Notwithstanding its previous interest in the claim, Congress took no action on the Surveyor General’s recommendation and the matter was awaiting Congress’ attention when the Court of Private Land Claims was created. Pursuant to Section 6 of the Act of March 3, 1891,[6] Thomas Torres, on behalf of himself and any other heirs and legal representatives of the original grantees, instituted suit[7] in the Court of Private Land Claims against the United States on April 12, 1892 in an effort to obtain the confirmation of the Rancho del Rio Grande Grant. The government in its answer raised two special defen­ses. It contended that since the grant conflicted with the Town of Mora Grant, which had been previously confirmed and patented, its owners should be joined as parties defendant. Second, it asserted that if the grant should be recognized, the Court, pursuant to Section 13 of the act,[8] should limit its area of eleven square leagues. When the case came up for trial, Torres introduced the muniments of the title to the grant, together with oral testimony showing that there were approximately fifty persons living on the premises who were all claiming through and under the original grantees. The government conceded that the grant papers were genuine and that the claimants had an equitable title, but argued that the confirmation should not include any lands within the boundaries of the Town of Mora Grant and should be limited to a maximum area of eleven square leagues. In support of this contention, the government called the court’s attention to Section 6 of the Act,[9] which authorized the institution of suit only in cases where the grant had “not been confirmed by Act of Congress, or otherwise finally decided upon by lawful authority”, and the seventh subsection of Section 13, which provided that no claim could be confirmed “for a greater quantity than eleven square leagues of land to or in the right of any one original grantee or claimant …”. The plaintiff relied by pointing out that Section 7 of the Act provided that the confirmation of the grant would only release the title of the United States and would not affect the rights of any person or other claimant in respect to such lands. He argued that subsection 7 of Section 13 of the Act 10 limited confirmation to eleven leagues only when the size of grants were so restricted “by the respective laws of Spain or Mexico applicable to the claim”. Since this was a Spanish Grant, the eleven league limitation under the Mexican Colonization Law of 1824,[10] was not applicable. However, even if applicable, the eleven original grantees under the Mexican Colonization Law of 1824[11] would be entitled to receive a grant in excess of half a million acres. In its opinion[12] dated August 30, 1892 the Court found that the grant had been made by the Spanish Government in 1795 and recognized but not regranted by the Mexican authorities in 1837. As to boundaries, it accepted the plaintiff’s arguments and held that the grant should be confirmed to the heirs and legal representatives of the original grantees without an eleven league limitation or regard to the conflict with the Town of Mora Grant. The Court stated that it had no authority to settle boundary disputes or affix private rights since the settlement of such questions were within the province of the local courts.

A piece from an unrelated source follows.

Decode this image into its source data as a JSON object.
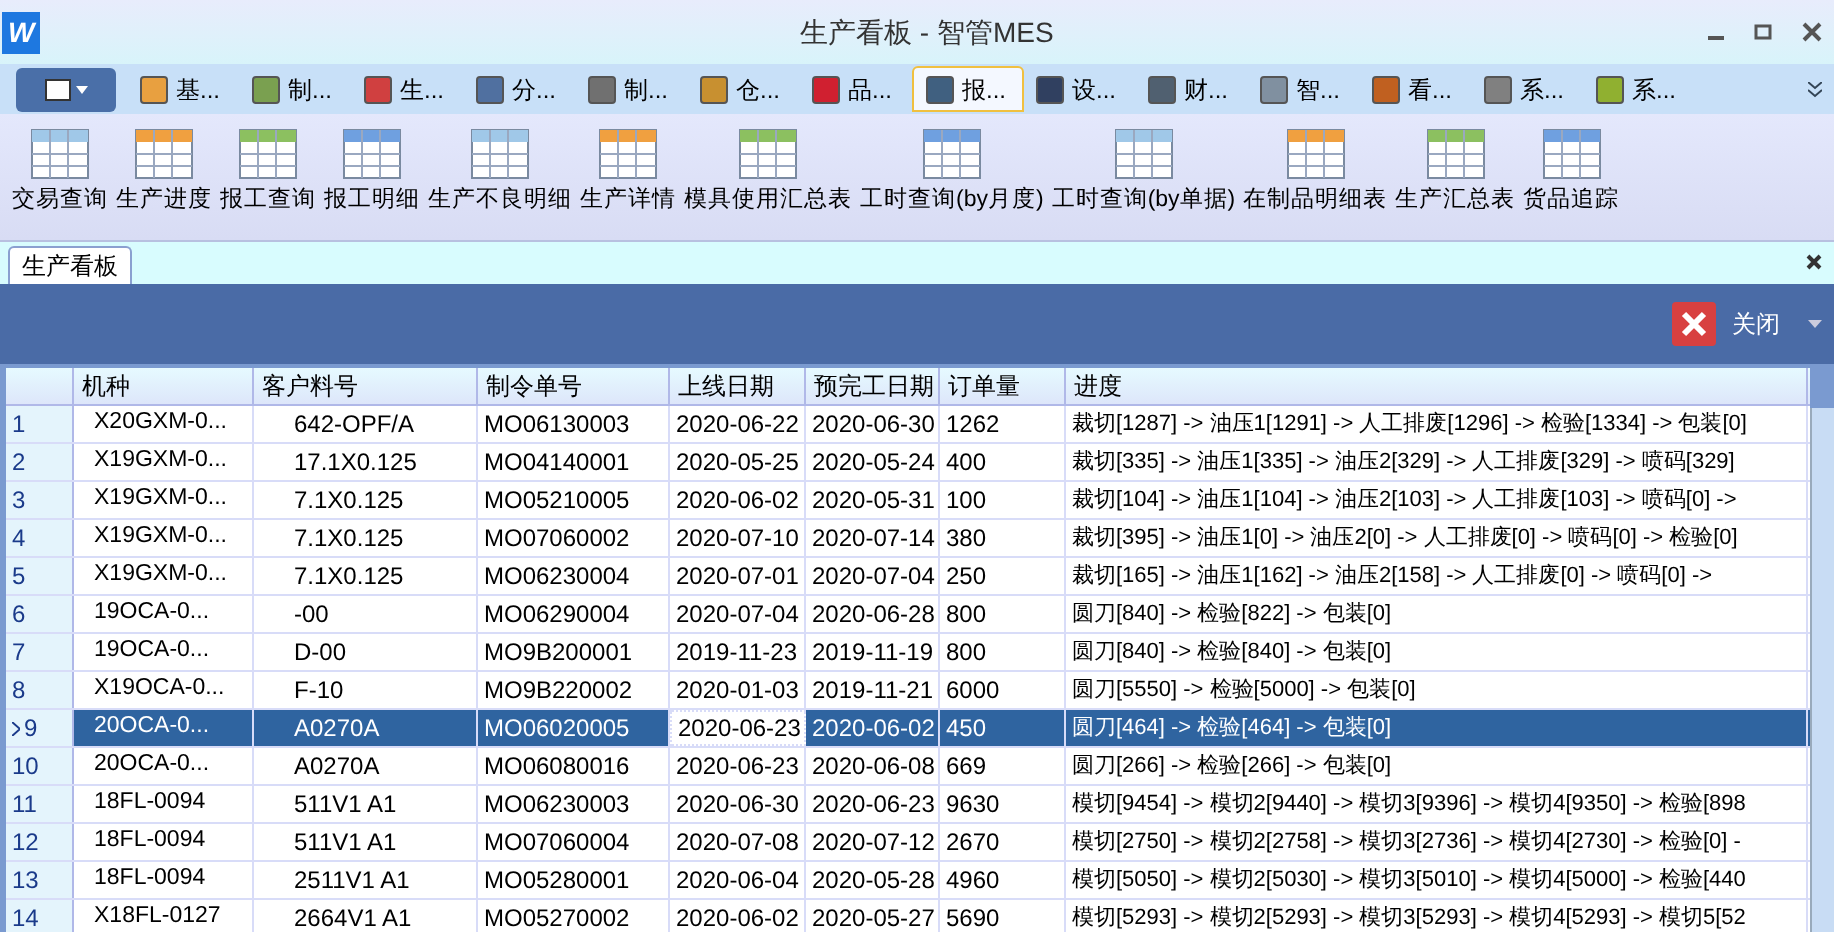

Since neither party appealed from this decision, the surveyor General awarded a contract to Deputy Surveyor John H. Walker for the surveying of the grant. A patent was is­sued on August 16, 1901 for the 91,813.15 acres contained in the Walker Survey.[13]


[1] The settlement, which had developed around Diego Romero’s ranch headquarters on the Cristobal de la Serna Grant, was known as Francisco de las Trampas.

[2] H. R. Misc. Doc. No. 181, 42d Cong., 2d Sess., 80‑22 (1872).

[3] Ibid., 82‑84. 

[4] The Rancho del Rio Grande Grant, No. 58 (Mss., Records of the S.G.N.M.).

[5] Ibid.

[6] Court of Private Land Claims Act., Chap. 539, Sec. 6, 26 Stat. 854 (1891).

[7] Torres v. United States, No. 10 (Mss., Records of the Ct. Pvt. L. Cl.).

[8] Court of Private Land Claims Act, Chap. 539, 26 Stat. 854 (1891).

[9] Ibid.

[10] Ibid.

[11] Reynolds, Spanish and Mexican Land Laws 121 (1895).

[12] 1 Journal 49‑52.

[13] The Rancho del Rio Grande Grant, No, 58 (Mss, Records of the S.G.N.M.).